Routine vaccinations can be tricky enough to navigate with kids, particularly as they get old enough to anticipate what’s coming. However, when your child requires a blood test, it can be really quite stressful, for both the child and parent!
Every child is different of course, and some may face the prospect of a blood test stoically, while others may completely freak out.
Here are a few tried and true tips for getting your child through a blood test as calmly as possible:
1. Timing is Everything

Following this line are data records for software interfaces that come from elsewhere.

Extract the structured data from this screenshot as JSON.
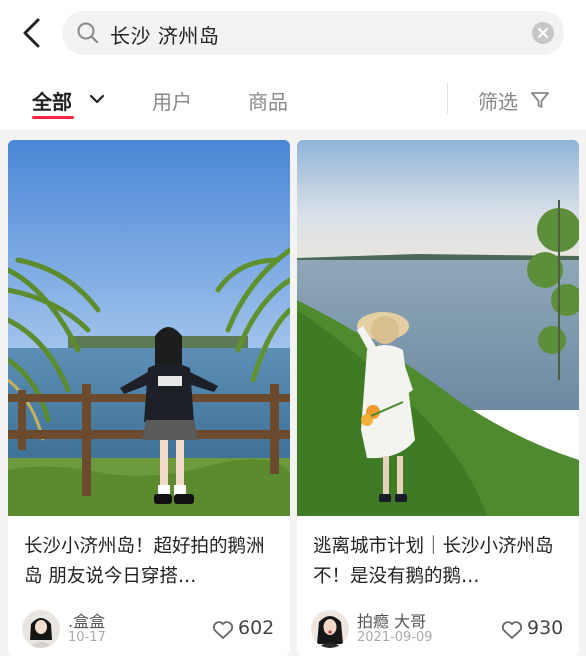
{
  "search": {
    "query": "长沙 济州岛"
  },
  "tabs": {
    "all": "全部",
    "users": "用户",
    "products": "商品",
    "filter": "筛选"
  },
  "colors": {
    "accent": "#ff2442"
  },
  "icons": [
    "back-arrow-icon",
    "search-icon",
    "clear-icon",
    "chevron-down-icon",
    "filter-funnel-icon",
    "heart-icon"
  ],
  "cards": [
    {
      "title": "长沙小济州岛！超好拍的鹅洲岛 朋友说今日穿搭…",
      "author": ".盒盒",
      "date": "10-17",
      "likes": "602"
    },
    {
      "title": "逃离城市计划｜长沙小济州岛 不！是没有鹅的鹅…",
      "author": "拍瘾 大哥",
      "date": "2021-09-09",
      "likes": "930"
    }
  ]
}
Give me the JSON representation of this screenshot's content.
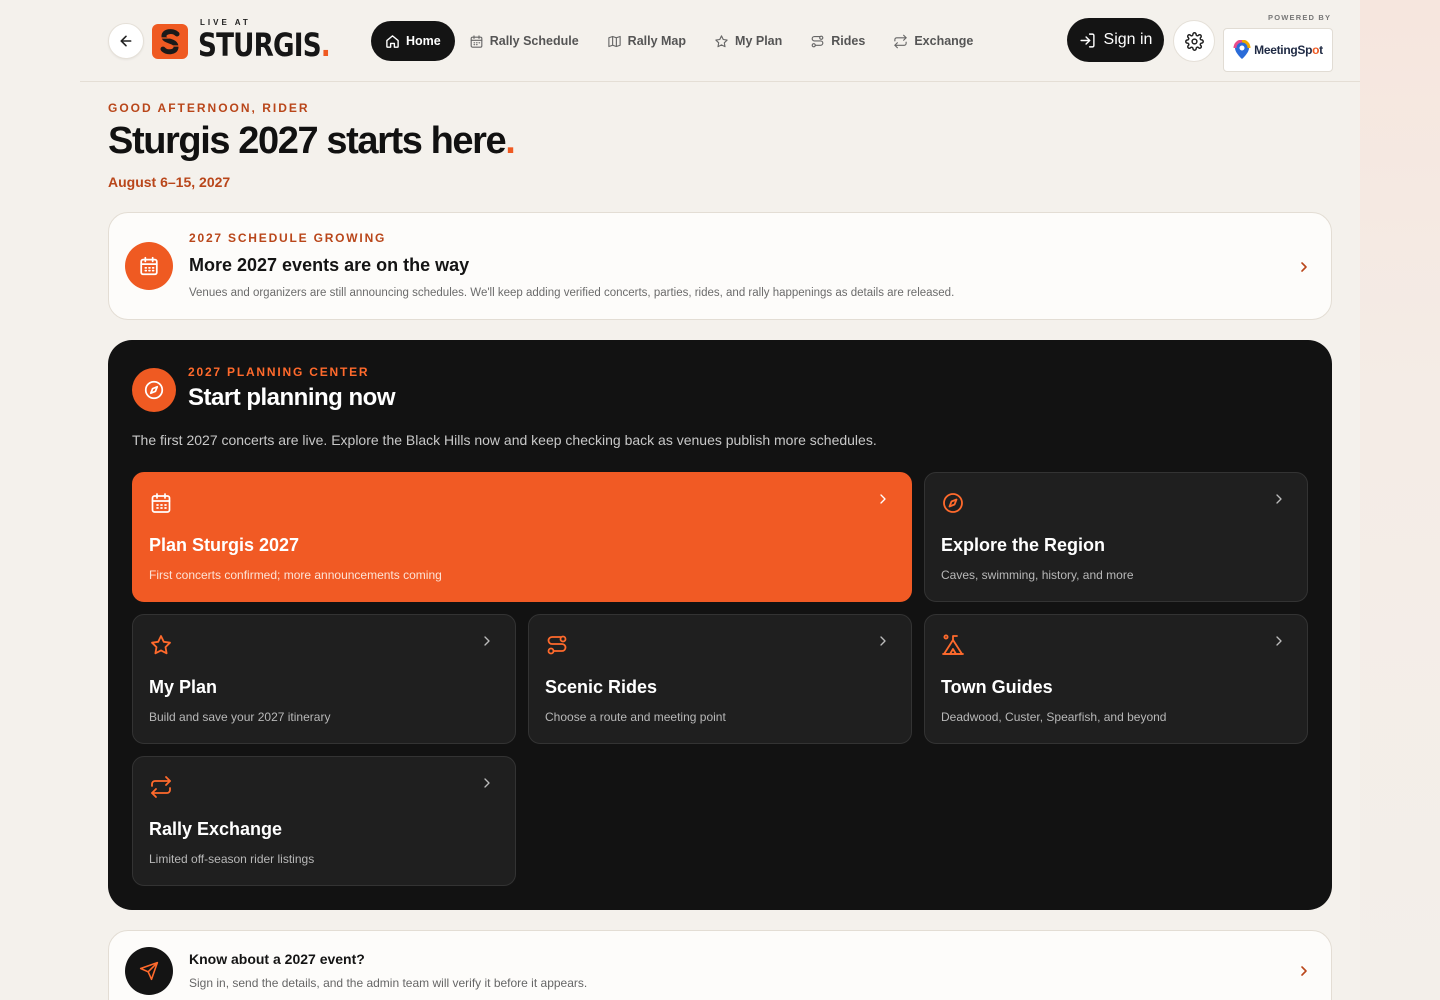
{
  "header": {
    "back_icon": "arrow-left-icon",
    "logo": {
      "top_text": "LIVE AT",
      "wordmark": "STURGIS",
      "dot": "."
    },
    "nav": [
      {
        "label": "Home",
        "icon": "home-icon",
        "active": true
      },
      {
        "label": "Rally Schedule",
        "icon": "calendar-icon",
        "active": false
      },
      {
        "label": "Rally Map",
        "icon": "map-icon",
        "active": false
      },
      {
        "label": "My Plan",
        "icon": "star-icon",
        "active": false
      },
      {
        "label": "Rides",
        "icon": "route-icon",
        "active": false
      },
      {
        "label": "Exchange",
        "icon": "repeat-icon",
        "active": false
      }
    ],
    "signin_label": "Sign in",
    "powered_by": "POWERED BY",
    "partner": {
      "name_part1": "MeetingSp",
      "name_o": "o",
      "name_part2": "t"
    }
  },
  "greeting": {
    "eyebrow": "GOOD AFTERNOON, RIDER",
    "title": "Sturgis 2027 starts here",
    "title_dot": ".",
    "dates": "August 6–15, 2027"
  },
  "notice": {
    "eyebrow": "2027 SCHEDULE GROWING",
    "title": "More 2027 events are on the way",
    "description": "Venues and organizers are still announcing schedules. We'll keep adding verified concerts, parties, rides, and rally happenings as details are released."
  },
  "planning": {
    "eyebrow": "2027 PLANNING CENTER",
    "title": "Start planning now",
    "description": "The first 2027 concerts are live. Explore the Black Hills now and keep checking back as venues publish more schedules.",
    "tiles": [
      {
        "title": "Plan Sturgis 2027",
        "description": "First concerts confirmed; more announcements coming",
        "icon": "calendar-icon"
      },
      {
        "title": "Explore the Region",
        "description": "Caves, swimming, history, and more",
        "icon": "compass-icon"
      },
      {
        "title": "My Plan",
        "description": "Build and save your 2027 itinerary",
        "icon": "star-icon"
      },
      {
        "title": "Scenic Rides",
        "description": "Choose a route and meeting point",
        "icon": "route-icon"
      },
      {
        "title": "Town Guides",
        "description": "Deadwood, Custer, Spearfish, and beyond",
        "icon": "tent-icon"
      },
      {
        "title": "Rally Exchange",
        "description": "Limited off-season rider listings",
        "icon": "repeat-icon"
      }
    ]
  },
  "submit_event": {
    "title": "Know about a 2027 event?",
    "description": "Sign in, send the details, and the admin team will verify it before it appears."
  },
  "colors": {
    "accent": "#ef5a22",
    "dark": "#121212",
    "eyebrow": "#b9461a",
    "background": "#f4f1ec"
  }
}
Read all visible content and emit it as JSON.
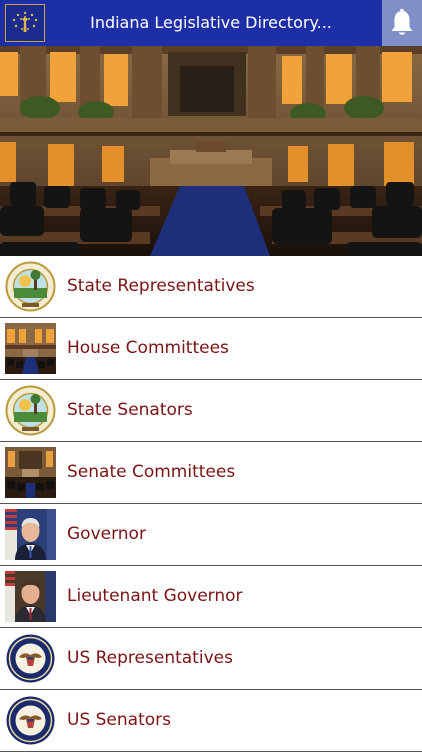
{
  "header": {
    "title": "Indiana Legislative Directory...",
    "flag_icon": "indiana-flag-icon",
    "notification_icon": "bell-icon",
    "bar_color": "#1d2fa6"
  },
  "hero": {
    "image": "indiana-house-chamber-photo",
    "carousel": {
      "pages": 2,
      "active_page": 2
    }
  },
  "menu": {
    "text_color": "#7a1414",
    "items": [
      {
        "label": "State Representatives",
        "icon": "indiana-state-seal-icon"
      },
      {
        "label": "House Committees",
        "icon": "house-chamber-photo-icon"
      },
      {
        "label": "State Senators",
        "icon": "indiana-state-seal-icon"
      },
      {
        "label": "Senate Committees",
        "icon": "senate-chamber-photo-icon"
      },
      {
        "label": "Governor",
        "icon": "governor-portrait-icon"
      },
      {
        "label": "Lieutenant Governor",
        "icon": "lieutenant-governor-portrait-icon"
      },
      {
        "label": "US Representatives",
        "icon": "us-house-seal-icon"
      },
      {
        "label": "US Senators",
        "icon": "us-senate-seal-icon"
      }
    ]
  }
}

I learnt this the hard way with my 4 year old daughter. She was quite unwell and I was eager to get the test done so we could get the results back the next day. We went straight from the doctors’ clinic to the pathology clinic and I gave little thought to preparation. It was the end of the day, the staff were keen to go home so were rushing, plus my daughter was overwrought, tired and, to put it mildly, quite hysterical. We pushed through and ended up getting the needle in but she was so stressed that no blood would come out. The end result was a traumatised child and zero blood to show for it.
Try to time the test for a time when you child is settled, the clinic is quiet and everyone is well prepared.
2. Location, Location, Location
Be sure to choose a clinic that has phlebotomists experienced with children (usually 2 staff are required by policy) and try to get recommendations from other parents on places that have been good with kids in the past. As mentioned above, avoid peak times such as first thing in the morning, unless your child has to fast, as you don’t want to be sitting around in the waiting room for ages while your child gets restless.
3. Numbing Cream is Your Friend
There are a couple of different topical anaesthetics, or numbing creams, on the market. Emla is a common brand, which comes in a cream or patches. The cream needs to be applied in a thick layer and covered (cling wrap works well!) so it doesn’t evaporate. Leave for the required amount of time, usually 30-60mins and then wipe off. The area should be desensitised enough so the needle doesn’t hurt. Remember to let the person taking blood know that you have used numbing cream.
4. Other Medication/Remedies
Your child may also benefit from some paracetamol or iboprufen prior to their blood test. If your child is highly stressed you can talk to your doctor about sedating medication. Sometimes antihistamines such as Phenergan can have a calming effect but it is always a good idea to trial such medication before hand so you know exactly how your child will react.
Other over the counter preparations such as Rescue Remedy spray or pastilles may help ease your child’s anxiety (or yours!)
5. Use Distraction
As with most things, distractions works well with kids in this situation. Depending on their age, sing songs together, read a book, play eye-spy or a counting game, listen to music through headphones or even play on a device. Sucking on a lollypop or chewing gum can also help. Remember they need to stay very still through the procedure. Most places will let a small child sit on their parent’s lap while taking the test so you can help keep them still.
6. Talk About It
Most kids will have questions about the procedure, like how it’s done and how much it will hurt. Answer in an honest, age appropriate way. When it comes to the pain factor – don’t lie to your child but also don’t make a big issue about it. Let them know some people think it hurts but others don’t. You can also let them know you and other people in their family have had blood tests so they know if is fairly common and we all get through it ok.
Having a blood test can be a scary prospect for a little person but with some preparation and a calm parent, the whole process can go smoothly.
What do you think? Have you tried anything different to these techniques for your child’s blood tests or vaccinations in the past?